Victoria's premier Daniel Andrews refused to meet officials from the service on six occasions, replying to the overtures just once. There was no need for all this grandstanding if he was just going to keel over in the end.
In the end, the public has to fork out money so that Andrews can keep the taxi lobby happy. A levy of $2 will have to be paid by every commercial user of a taxi, Uber or hire-car, with the money to pay for a buyback of taxi licences and a fund to essentially keep taxi-drivers happy.
Taxi-drivers vote. So do Uber drivers.
Victoria was the standout. As with many other decisions made in this state, this now looks to have been a stupid decision.
In Melbourne, there is no shortage of cabs on most weekdays, but on Fridays and weekends, there are often instances when taxis are in short supply. Many drivers are afraid to carry drunk passengers and thus Uber has been increasingly used, with the wealthier classes in particular opting to go down this path.
But Uber use is not for the middle-class and the poorer sections of society. Fares are based on demand and one can thus end up paying far in excess of a standard taxi fare to any destination.
Services like Uber are part of the race to the bottom as they benefit the shareholders of the company. The drivers are lured by the promise of a job but earn poor wages, often below the minimum wage.
Taxi-drivers are not living in the lap of luxury either and Andrews knows that the legalisation of Uber will affect them. The drivers have shown that they will not keep quiet about issues that affect them, and have staged protests in Melbourne in the past.

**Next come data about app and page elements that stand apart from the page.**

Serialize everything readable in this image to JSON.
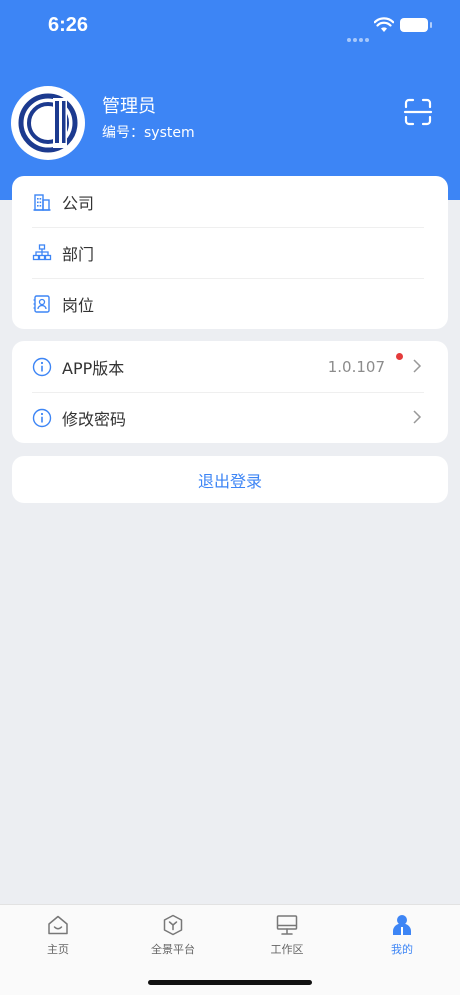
{
  "status_bar": {
    "time": "6:26"
  },
  "profile": {
    "name": "管理员",
    "id_label": "编号：system"
  },
  "org_menu": [
    {
      "label": "公司",
      "icon": "building-icon"
    },
    {
      "label": "部门",
      "icon": "org-chart-icon"
    },
    {
      "label": "岗位",
      "icon": "id-card-icon"
    }
  ],
  "settings_menu": [
    {
      "label": "APP版本",
      "value": "1.0.107",
      "icon": "info-icon",
      "has_badge": true
    },
    {
      "label": "修改密码",
      "icon": "info-icon"
    }
  ],
  "logout_label": "退出登录",
  "tabs": [
    {
      "label": "主页",
      "icon": "home-icon"
    },
    {
      "label": "全景平台",
      "icon": "cube-icon"
    },
    {
      "label": "工作区",
      "icon": "desktop-icon"
    },
    {
      "label": "我的",
      "icon": "user-icon",
      "active": true
    }
  ],
  "colors": {
    "primary": "#3d85f5",
    "background": "#eceef2",
    "badge": "#e43b3b"
  }
}
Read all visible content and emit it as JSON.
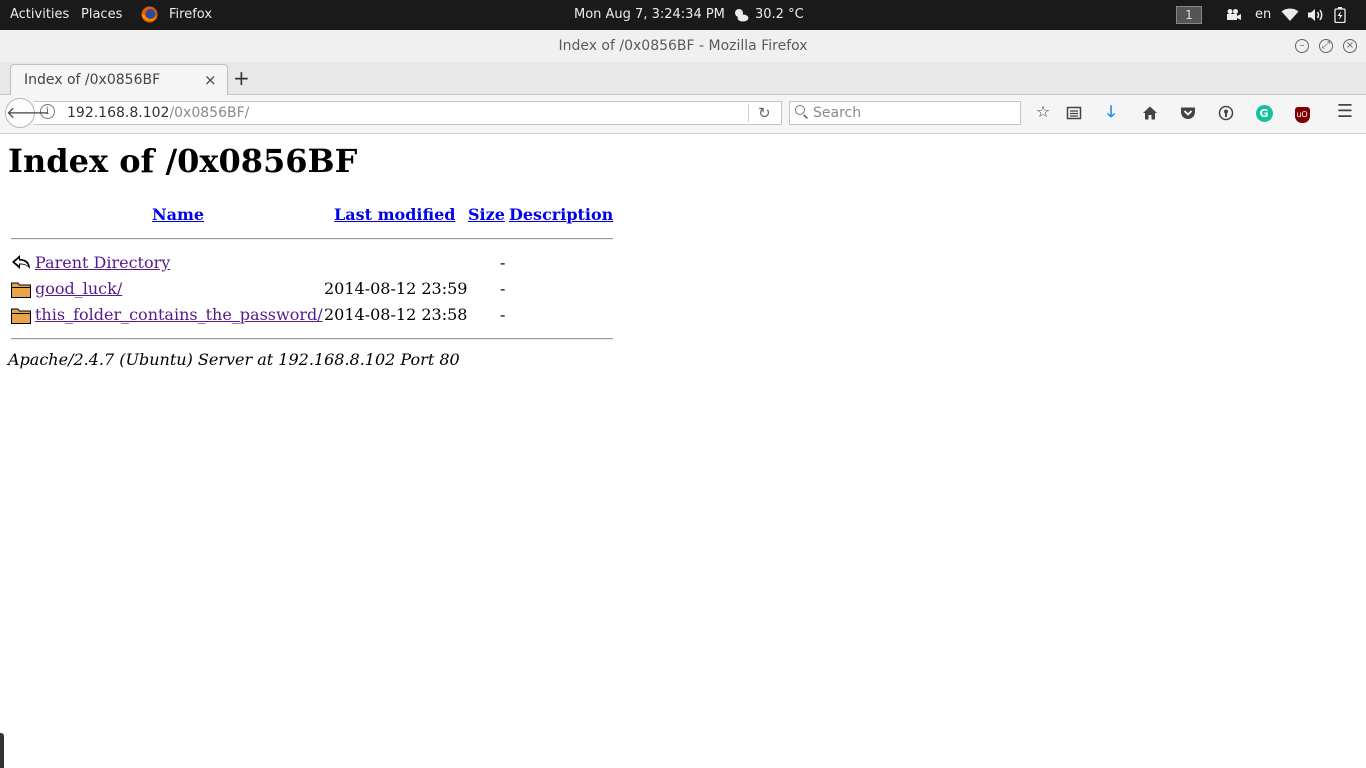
{
  "topbar": {
    "activities": "Activities",
    "places": "Places",
    "app_name": "Firefox",
    "clock": "Mon Aug  7,  3:24:34 PM",
    "temperature": "30.2 °C",
    "workspace": "1",
    "language": "en"
  },
  "window": {
    "title": "Index of /0x0856BF - Mozilla Firefox"
  },
  "tabs": [
    {
      "label": "Index of /0x0856BF",
      "close": "×"
    }
  ],
  "newtab_label": "+",
  "navbar": {
    "url_host": "192.168.8.102",
    "url_path": "/0x0856BF/",
    "search_placeholder": "Search"
  },
  "page": {
    "heading": "Index of /0x0856BF",
    "columns": {
      "name": "Name",
      "last_modified": "Last modified",
      "size": "Size",
      "description": "Description"
    },
    "rows": [
      {
        "icon": "back-arrow-icon",
        "name": "Parent Directory",
        "modified": "",
        "size": "-"
      },
      {
        "icon": "folder-icon",
        "name": "good_luck/",
        "modified": "2014-08-12 23:59",
        "size": "-"
      },
      {
        "icon": "folder-icon",
        "name": "this_folder_contains_the_password/",
        "modified": "2014-08-12 23:58",
        "size": "-"
      }
    ],
    "footer": "Apache/2.4.7 (Ubuntu) Server at 192.168.8.102 Port 80"
  },
  "colors": {
    "link": "#0000ee",
    "visited_link": "#551a8b",
    "topbar_bg": "#1a1a1a",
    "folder": "#e8a44a"
  }
}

So Andrews has passed the burden on to the public. Politicians live off the public purse and he is no exception. Residents of Victoria will now have to pay for a politician's shortsightedness. Not that that is anything new.